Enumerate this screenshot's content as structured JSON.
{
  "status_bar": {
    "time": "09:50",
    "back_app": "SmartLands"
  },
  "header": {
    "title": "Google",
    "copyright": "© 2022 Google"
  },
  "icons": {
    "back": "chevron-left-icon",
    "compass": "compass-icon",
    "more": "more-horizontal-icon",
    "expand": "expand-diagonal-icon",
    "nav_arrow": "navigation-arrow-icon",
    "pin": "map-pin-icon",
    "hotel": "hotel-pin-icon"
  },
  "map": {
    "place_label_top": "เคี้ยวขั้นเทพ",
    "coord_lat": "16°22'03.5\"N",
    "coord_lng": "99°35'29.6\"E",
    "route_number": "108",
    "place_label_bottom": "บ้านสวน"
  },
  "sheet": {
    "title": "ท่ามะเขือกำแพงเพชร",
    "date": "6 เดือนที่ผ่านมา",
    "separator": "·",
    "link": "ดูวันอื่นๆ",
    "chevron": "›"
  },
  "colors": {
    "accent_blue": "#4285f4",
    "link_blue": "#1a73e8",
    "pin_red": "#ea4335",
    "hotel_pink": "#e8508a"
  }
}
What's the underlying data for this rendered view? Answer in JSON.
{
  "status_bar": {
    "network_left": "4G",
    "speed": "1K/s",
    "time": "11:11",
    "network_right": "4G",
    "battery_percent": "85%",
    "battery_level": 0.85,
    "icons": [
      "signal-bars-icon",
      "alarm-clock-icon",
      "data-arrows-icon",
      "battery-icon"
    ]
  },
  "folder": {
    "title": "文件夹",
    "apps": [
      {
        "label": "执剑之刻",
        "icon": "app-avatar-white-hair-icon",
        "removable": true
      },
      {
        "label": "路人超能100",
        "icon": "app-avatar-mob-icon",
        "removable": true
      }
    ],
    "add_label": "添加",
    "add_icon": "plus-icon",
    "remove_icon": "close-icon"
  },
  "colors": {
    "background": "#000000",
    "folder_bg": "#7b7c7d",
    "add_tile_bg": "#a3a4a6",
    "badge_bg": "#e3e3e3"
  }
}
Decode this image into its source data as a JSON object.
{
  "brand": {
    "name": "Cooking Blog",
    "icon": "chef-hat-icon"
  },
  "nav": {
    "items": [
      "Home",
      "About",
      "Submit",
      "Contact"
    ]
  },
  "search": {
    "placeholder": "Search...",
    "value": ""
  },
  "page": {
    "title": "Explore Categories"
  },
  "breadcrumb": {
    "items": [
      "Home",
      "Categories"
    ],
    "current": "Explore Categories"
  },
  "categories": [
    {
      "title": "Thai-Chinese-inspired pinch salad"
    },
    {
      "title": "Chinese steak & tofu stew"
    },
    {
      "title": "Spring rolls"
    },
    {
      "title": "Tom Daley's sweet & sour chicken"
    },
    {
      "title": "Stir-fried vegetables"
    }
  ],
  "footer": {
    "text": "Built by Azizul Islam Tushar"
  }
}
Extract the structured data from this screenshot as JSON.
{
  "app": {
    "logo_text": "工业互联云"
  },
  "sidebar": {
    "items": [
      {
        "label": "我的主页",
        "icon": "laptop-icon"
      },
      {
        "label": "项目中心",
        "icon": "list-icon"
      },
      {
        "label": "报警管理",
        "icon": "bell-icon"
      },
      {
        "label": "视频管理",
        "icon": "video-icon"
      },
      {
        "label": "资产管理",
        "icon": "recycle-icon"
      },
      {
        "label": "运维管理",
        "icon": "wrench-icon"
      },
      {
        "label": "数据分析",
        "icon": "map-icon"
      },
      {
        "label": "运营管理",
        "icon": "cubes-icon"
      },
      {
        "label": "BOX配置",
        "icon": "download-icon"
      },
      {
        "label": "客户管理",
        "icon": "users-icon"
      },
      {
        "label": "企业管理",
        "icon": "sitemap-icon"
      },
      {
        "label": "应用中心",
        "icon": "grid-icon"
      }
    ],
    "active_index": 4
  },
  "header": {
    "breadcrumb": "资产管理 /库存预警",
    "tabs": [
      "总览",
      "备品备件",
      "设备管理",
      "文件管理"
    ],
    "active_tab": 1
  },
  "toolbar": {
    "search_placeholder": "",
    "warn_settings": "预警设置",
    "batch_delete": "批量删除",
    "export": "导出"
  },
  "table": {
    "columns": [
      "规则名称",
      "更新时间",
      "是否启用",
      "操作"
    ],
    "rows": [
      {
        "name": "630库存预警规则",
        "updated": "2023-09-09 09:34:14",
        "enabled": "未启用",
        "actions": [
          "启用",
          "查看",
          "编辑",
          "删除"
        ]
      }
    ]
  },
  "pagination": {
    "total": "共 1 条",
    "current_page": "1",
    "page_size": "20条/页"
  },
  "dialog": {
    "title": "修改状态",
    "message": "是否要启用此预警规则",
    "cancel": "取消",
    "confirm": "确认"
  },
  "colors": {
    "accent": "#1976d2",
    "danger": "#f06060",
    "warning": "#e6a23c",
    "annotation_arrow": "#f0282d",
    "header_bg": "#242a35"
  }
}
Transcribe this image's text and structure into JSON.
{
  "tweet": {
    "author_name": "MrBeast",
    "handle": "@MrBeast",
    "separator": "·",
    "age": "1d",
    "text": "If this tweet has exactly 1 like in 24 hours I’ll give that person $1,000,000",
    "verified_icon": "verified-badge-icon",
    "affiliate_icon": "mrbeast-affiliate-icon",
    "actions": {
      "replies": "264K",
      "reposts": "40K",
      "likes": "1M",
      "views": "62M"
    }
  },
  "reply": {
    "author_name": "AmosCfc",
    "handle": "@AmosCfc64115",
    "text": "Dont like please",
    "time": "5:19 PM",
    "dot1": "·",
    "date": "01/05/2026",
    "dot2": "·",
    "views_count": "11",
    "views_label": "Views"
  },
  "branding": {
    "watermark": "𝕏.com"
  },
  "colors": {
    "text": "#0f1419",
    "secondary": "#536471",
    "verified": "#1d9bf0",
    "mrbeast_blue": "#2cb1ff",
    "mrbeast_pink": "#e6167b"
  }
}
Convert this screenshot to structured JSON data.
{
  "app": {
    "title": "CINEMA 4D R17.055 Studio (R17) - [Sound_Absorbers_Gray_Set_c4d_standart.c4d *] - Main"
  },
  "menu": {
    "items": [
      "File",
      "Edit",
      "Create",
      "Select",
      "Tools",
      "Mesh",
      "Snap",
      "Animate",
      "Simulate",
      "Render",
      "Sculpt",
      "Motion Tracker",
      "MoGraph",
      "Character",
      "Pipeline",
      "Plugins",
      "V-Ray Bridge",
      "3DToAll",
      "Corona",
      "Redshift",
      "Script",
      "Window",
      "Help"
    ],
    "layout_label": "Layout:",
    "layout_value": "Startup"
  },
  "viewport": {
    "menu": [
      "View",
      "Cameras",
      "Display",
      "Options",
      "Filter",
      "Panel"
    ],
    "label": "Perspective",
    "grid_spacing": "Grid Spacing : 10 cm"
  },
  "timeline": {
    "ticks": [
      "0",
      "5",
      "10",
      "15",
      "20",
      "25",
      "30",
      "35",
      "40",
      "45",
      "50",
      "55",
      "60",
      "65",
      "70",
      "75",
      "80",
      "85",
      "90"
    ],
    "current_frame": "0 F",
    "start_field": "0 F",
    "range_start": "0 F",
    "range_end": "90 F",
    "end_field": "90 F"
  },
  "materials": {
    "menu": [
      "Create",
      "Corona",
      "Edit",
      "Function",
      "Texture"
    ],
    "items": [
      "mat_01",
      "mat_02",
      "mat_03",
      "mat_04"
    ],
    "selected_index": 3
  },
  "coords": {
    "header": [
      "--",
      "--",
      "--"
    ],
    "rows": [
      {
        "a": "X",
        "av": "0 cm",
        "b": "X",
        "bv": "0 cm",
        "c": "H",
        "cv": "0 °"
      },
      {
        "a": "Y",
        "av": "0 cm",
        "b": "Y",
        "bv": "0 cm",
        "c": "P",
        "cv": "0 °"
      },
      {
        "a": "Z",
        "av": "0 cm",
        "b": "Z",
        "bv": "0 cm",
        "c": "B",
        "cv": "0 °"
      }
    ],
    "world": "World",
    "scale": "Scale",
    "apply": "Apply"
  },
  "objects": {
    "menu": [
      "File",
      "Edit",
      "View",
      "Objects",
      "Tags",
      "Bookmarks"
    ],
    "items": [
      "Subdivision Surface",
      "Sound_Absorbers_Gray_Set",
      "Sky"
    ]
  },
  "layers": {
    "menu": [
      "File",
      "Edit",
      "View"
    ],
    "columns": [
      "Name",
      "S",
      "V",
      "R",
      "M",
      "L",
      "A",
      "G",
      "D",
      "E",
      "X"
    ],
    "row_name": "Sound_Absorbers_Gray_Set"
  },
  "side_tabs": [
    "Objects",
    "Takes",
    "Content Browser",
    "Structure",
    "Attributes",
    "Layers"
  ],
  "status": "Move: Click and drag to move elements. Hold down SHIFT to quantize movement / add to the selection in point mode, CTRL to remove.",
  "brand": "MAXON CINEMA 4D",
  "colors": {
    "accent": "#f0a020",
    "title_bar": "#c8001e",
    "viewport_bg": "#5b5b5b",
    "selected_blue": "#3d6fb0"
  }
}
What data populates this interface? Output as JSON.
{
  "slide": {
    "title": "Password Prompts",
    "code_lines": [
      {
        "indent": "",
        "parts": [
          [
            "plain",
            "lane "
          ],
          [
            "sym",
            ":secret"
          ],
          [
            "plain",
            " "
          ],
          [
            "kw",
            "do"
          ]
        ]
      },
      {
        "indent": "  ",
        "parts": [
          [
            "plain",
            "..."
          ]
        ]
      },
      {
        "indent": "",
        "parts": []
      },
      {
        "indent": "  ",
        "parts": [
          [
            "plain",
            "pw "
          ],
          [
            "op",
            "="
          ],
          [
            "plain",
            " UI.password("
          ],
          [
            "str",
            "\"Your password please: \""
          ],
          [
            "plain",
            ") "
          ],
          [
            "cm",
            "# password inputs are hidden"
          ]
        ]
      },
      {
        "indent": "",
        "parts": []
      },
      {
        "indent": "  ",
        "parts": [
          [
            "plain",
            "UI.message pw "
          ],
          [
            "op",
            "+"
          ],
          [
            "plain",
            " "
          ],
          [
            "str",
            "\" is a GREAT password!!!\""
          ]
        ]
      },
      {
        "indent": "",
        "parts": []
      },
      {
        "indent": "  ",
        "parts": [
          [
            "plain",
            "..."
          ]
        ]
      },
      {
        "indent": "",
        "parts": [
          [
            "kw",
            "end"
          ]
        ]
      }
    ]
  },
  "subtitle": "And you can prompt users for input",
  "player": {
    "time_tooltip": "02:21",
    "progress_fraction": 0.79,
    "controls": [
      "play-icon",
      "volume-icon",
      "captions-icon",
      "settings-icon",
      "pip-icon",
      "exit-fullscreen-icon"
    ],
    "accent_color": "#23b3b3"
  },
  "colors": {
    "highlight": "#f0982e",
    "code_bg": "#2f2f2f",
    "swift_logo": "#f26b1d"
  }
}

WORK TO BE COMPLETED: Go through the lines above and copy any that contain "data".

EXERCISE OUTPUT:
What's the underlying data for this rendered view? Answer in JSON.
      "data-arrows-icon",
Decode this image into its source data as a JSON object.
Extract the structured data from this screenshot as JSON.
Convert this screenshot to structured JSON data.
What data populates this interface? Output as JSON.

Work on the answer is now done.